» What this task involves: Lines with "true" in them are to be located in the listing below and copied.

□ □ □ □

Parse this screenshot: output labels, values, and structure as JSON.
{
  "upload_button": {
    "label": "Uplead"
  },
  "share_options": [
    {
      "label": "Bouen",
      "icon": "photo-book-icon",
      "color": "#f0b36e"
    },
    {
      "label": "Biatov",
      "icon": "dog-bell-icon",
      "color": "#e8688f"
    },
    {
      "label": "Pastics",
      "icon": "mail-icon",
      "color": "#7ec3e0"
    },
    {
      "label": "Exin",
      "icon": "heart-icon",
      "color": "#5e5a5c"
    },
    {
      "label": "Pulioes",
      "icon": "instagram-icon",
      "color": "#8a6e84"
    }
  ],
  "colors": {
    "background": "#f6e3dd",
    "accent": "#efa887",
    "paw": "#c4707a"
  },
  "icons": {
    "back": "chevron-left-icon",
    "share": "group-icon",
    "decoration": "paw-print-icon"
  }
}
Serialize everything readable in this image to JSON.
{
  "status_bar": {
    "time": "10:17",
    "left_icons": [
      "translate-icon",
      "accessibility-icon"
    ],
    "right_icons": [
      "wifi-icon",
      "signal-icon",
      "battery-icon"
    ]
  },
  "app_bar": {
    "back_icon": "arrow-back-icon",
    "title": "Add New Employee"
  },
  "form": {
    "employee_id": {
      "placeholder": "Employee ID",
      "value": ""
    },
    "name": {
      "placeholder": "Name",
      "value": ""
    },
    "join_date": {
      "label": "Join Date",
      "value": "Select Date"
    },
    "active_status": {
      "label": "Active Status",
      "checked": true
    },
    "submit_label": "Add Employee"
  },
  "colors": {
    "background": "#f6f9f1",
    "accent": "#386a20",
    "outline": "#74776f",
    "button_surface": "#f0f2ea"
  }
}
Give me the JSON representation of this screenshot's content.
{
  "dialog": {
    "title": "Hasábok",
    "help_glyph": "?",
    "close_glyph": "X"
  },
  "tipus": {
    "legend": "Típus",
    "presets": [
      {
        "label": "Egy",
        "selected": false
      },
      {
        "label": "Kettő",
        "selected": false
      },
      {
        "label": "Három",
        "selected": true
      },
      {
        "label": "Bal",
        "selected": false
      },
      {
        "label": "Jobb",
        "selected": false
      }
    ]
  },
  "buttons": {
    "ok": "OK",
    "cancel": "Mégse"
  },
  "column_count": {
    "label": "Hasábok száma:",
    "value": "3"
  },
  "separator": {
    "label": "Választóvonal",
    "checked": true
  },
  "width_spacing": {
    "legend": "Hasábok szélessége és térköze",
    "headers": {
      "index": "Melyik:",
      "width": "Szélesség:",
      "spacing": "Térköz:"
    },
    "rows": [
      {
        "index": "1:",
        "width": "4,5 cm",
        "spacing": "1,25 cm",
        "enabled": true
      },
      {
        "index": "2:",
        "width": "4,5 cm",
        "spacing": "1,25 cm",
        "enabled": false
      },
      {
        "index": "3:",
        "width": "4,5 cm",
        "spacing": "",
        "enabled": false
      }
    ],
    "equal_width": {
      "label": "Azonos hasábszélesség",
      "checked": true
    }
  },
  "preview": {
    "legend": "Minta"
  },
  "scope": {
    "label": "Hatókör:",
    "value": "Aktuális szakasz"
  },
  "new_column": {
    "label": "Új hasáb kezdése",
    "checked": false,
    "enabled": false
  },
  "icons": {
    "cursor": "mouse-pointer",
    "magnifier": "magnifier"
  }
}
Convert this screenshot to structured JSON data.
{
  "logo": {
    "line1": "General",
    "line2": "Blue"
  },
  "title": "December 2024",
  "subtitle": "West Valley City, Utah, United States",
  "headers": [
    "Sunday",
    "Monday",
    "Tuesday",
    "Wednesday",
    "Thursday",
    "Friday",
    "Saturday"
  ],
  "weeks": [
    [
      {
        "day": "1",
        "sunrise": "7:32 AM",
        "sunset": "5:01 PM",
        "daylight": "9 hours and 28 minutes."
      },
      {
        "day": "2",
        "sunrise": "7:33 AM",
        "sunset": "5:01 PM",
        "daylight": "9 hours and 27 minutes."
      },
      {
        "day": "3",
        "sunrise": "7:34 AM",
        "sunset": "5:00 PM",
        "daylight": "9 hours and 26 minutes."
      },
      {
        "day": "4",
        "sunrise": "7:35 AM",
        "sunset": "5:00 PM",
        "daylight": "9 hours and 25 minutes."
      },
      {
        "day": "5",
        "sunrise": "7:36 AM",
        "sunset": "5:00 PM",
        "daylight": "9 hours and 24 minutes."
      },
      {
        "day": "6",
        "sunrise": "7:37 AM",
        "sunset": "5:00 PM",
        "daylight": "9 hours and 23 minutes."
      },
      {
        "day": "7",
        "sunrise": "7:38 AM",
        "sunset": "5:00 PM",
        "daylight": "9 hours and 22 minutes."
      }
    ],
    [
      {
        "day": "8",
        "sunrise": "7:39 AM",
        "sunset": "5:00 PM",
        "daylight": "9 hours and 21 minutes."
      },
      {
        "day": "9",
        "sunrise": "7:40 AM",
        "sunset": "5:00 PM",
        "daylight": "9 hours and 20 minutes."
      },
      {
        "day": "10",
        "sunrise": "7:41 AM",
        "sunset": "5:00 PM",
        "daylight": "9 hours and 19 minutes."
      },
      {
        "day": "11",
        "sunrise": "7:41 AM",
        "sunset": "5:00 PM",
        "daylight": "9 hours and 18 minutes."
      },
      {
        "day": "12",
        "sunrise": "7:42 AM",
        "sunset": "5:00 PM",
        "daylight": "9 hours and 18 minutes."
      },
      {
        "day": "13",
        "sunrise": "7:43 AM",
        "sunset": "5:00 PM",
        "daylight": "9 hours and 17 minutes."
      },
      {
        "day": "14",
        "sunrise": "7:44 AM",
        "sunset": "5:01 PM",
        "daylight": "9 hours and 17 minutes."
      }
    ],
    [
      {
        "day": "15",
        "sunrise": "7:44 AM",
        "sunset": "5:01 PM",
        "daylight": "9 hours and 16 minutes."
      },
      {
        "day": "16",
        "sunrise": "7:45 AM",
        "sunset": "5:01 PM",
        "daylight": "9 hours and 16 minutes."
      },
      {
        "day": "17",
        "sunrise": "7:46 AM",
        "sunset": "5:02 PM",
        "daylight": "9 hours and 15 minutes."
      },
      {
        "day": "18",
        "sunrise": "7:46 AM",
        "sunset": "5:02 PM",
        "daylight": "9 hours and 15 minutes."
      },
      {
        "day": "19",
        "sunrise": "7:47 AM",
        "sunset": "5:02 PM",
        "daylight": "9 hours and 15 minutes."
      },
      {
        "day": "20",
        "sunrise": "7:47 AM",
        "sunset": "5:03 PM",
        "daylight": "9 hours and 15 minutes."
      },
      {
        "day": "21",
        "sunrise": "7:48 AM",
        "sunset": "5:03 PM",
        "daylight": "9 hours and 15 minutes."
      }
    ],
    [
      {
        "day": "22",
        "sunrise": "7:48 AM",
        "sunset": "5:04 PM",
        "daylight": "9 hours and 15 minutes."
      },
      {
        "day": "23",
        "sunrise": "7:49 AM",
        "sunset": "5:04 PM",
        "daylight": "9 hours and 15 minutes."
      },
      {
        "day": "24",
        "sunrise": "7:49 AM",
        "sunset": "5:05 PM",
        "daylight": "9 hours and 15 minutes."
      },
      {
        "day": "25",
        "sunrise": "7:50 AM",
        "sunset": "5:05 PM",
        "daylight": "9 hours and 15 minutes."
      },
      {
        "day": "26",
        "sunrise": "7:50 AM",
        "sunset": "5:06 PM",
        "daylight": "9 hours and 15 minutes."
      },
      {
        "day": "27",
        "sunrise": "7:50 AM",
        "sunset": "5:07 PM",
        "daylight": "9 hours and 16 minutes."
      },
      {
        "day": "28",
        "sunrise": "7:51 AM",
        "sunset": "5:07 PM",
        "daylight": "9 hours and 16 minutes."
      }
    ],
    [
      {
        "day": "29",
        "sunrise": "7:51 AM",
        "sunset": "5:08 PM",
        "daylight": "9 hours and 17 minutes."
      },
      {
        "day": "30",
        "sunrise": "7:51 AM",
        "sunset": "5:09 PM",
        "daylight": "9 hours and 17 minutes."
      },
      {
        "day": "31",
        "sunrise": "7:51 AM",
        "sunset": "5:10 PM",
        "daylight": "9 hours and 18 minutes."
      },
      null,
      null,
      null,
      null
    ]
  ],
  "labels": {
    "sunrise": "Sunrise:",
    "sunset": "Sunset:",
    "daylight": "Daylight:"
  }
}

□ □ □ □

» Answer box:
      "checked": true
        "selected": true
    "checked": true
        "enabled": true
      "checked": true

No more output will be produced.